Items from an interface collection

#####

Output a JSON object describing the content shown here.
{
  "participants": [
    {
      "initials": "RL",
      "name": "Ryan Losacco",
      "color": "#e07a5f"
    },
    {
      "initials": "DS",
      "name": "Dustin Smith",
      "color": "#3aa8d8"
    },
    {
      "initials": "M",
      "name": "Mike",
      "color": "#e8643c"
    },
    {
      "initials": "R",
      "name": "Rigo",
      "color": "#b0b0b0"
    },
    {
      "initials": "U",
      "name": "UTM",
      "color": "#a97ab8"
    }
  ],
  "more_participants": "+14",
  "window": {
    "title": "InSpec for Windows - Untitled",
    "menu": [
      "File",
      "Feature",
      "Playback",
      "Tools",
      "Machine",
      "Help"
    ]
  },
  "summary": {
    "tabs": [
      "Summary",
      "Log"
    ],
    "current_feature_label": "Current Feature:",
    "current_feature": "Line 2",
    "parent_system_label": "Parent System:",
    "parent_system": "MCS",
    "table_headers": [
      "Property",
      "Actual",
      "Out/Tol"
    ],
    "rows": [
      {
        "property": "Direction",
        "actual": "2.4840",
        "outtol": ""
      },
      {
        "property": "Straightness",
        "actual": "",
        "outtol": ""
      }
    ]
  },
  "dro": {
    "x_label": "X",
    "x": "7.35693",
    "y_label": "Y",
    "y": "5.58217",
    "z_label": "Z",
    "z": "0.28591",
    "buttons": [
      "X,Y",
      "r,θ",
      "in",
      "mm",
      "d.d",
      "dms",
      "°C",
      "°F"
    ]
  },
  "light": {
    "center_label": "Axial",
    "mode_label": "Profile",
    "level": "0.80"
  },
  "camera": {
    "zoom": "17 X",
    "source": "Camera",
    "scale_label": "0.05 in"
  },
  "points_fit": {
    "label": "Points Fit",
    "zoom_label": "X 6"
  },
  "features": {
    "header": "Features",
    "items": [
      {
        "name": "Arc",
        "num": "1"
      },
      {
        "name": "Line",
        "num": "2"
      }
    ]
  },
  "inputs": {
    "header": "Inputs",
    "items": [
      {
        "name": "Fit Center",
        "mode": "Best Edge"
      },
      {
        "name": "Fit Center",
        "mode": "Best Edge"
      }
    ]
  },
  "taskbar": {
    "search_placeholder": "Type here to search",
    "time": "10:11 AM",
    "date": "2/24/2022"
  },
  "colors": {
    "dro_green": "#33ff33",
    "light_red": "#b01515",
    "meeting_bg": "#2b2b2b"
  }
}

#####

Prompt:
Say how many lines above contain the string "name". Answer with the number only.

Output for this exercise:
9